Your instructions — One line at a time, check the entries below for the word "title", and copy each line that has it.

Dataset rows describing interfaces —
- Opening Delimiter -

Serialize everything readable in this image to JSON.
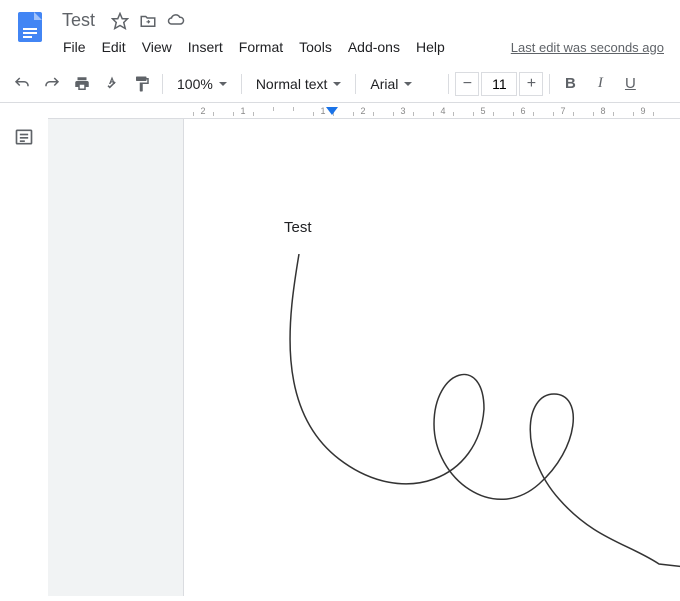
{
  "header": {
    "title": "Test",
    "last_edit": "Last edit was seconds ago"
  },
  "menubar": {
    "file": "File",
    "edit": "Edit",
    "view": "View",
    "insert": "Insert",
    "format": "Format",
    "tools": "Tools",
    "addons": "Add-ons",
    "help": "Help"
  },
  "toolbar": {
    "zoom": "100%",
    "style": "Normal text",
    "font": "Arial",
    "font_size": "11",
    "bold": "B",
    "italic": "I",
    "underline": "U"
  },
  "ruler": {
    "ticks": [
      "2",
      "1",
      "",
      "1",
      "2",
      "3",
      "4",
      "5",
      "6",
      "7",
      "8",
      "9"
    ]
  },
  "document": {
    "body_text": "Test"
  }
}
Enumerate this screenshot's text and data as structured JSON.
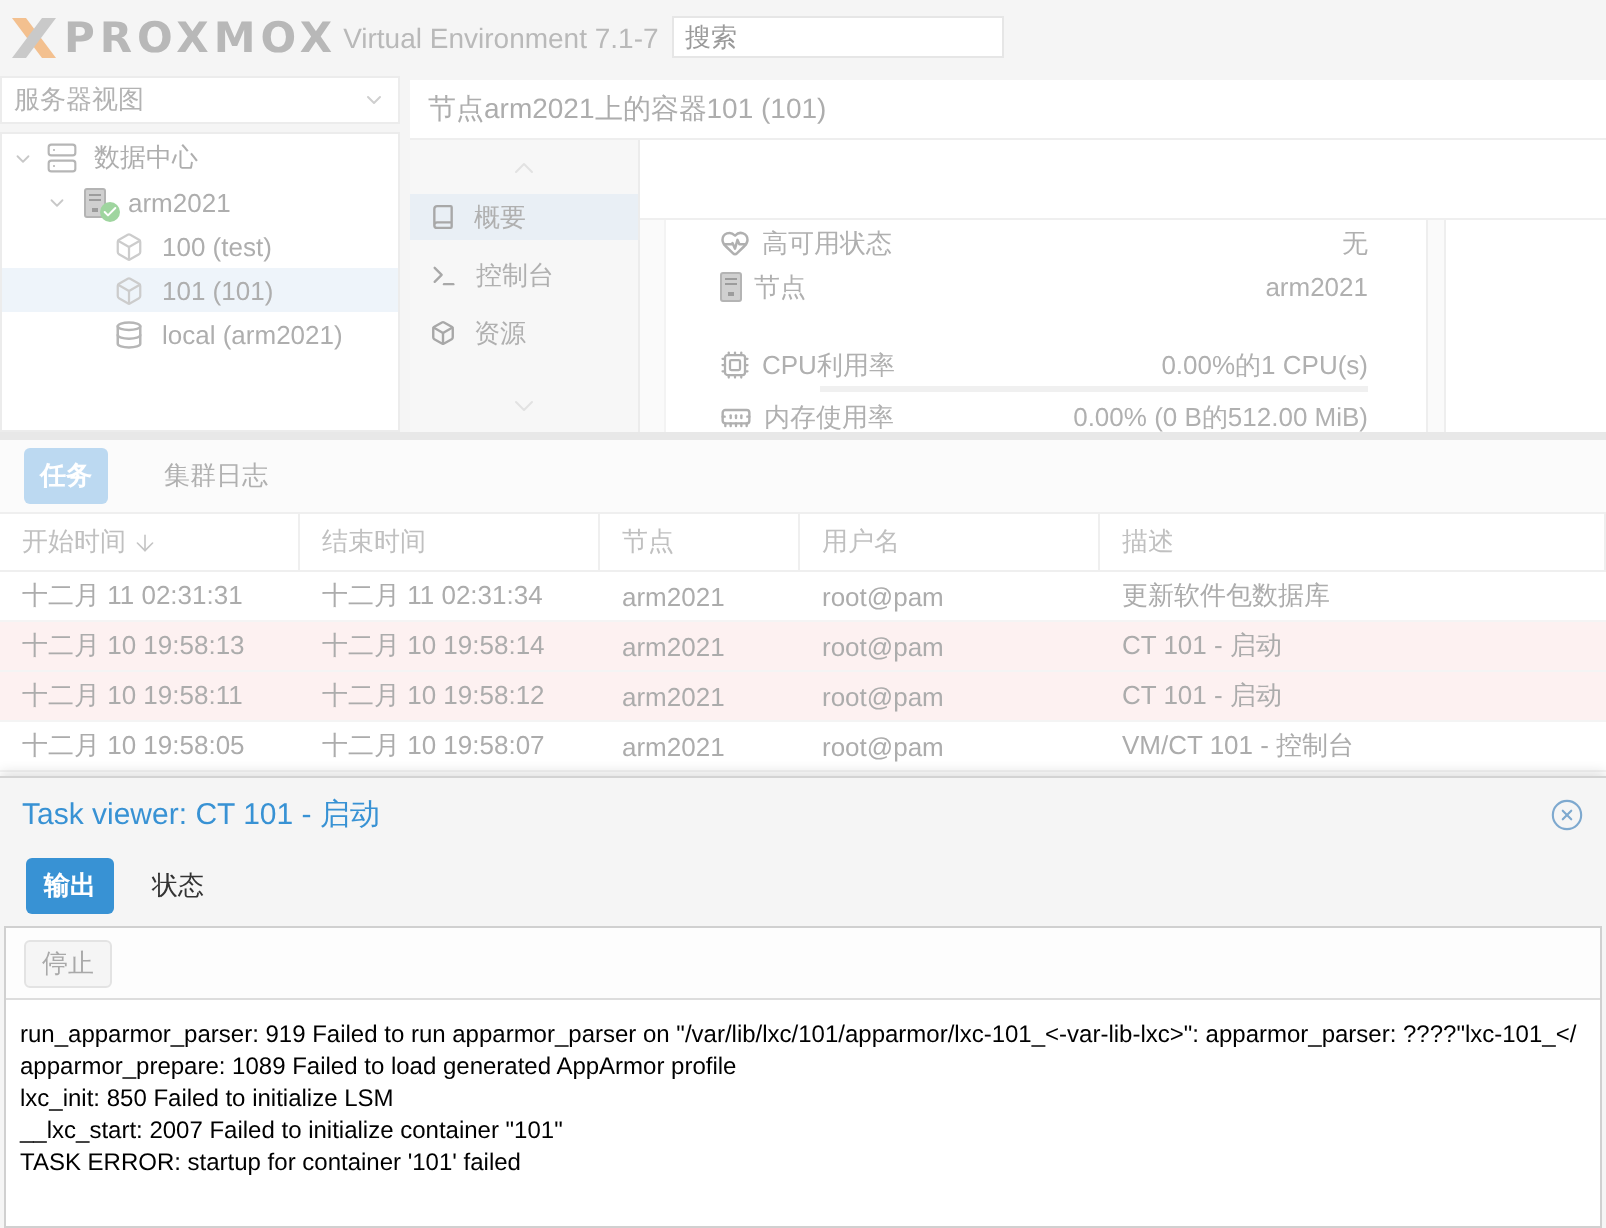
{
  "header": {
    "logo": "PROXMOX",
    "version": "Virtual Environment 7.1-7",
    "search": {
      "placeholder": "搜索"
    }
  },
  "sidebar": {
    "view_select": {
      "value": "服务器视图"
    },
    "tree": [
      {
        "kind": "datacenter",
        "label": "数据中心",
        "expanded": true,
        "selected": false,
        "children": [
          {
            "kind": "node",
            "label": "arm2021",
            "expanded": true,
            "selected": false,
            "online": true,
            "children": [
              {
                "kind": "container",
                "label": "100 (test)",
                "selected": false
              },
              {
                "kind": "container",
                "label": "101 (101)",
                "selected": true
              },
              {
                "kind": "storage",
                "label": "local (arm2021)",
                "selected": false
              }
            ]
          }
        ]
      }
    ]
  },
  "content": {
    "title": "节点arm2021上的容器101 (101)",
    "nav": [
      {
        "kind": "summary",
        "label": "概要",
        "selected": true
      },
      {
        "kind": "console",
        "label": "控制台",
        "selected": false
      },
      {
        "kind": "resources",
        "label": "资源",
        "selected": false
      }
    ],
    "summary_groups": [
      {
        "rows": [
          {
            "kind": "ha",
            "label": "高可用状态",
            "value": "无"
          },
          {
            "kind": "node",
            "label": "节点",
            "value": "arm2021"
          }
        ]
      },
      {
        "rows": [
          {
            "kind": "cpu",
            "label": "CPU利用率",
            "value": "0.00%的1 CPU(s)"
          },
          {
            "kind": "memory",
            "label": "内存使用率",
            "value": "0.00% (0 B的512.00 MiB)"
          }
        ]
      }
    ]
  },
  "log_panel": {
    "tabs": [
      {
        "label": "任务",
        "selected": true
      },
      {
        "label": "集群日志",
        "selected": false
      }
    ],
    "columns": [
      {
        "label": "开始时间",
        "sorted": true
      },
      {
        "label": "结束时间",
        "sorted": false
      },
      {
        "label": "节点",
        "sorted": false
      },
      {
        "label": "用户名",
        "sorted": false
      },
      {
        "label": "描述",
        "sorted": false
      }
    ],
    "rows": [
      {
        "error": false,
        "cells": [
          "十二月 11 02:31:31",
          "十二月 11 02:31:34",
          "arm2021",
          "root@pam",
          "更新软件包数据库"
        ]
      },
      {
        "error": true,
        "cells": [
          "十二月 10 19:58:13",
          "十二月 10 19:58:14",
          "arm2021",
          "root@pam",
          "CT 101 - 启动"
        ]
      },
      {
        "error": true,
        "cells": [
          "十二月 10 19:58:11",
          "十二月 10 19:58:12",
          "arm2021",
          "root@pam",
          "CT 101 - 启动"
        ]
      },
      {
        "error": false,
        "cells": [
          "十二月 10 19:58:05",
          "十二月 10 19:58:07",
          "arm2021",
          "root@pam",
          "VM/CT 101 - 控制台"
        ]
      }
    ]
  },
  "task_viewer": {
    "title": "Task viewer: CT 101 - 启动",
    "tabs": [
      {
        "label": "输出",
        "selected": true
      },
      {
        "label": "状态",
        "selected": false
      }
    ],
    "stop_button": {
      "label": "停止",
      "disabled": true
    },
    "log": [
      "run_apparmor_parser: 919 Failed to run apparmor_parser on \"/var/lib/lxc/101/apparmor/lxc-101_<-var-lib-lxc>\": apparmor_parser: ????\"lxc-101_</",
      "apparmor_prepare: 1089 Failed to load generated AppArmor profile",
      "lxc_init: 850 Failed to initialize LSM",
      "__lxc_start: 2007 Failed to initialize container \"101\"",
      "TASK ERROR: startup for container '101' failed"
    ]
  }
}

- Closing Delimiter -

Response to this exercise —
    "title": "Test",
    "title": "节点arm2021上的容器101 (101)",
    "title": "Task viewer: CT 101 - 启动",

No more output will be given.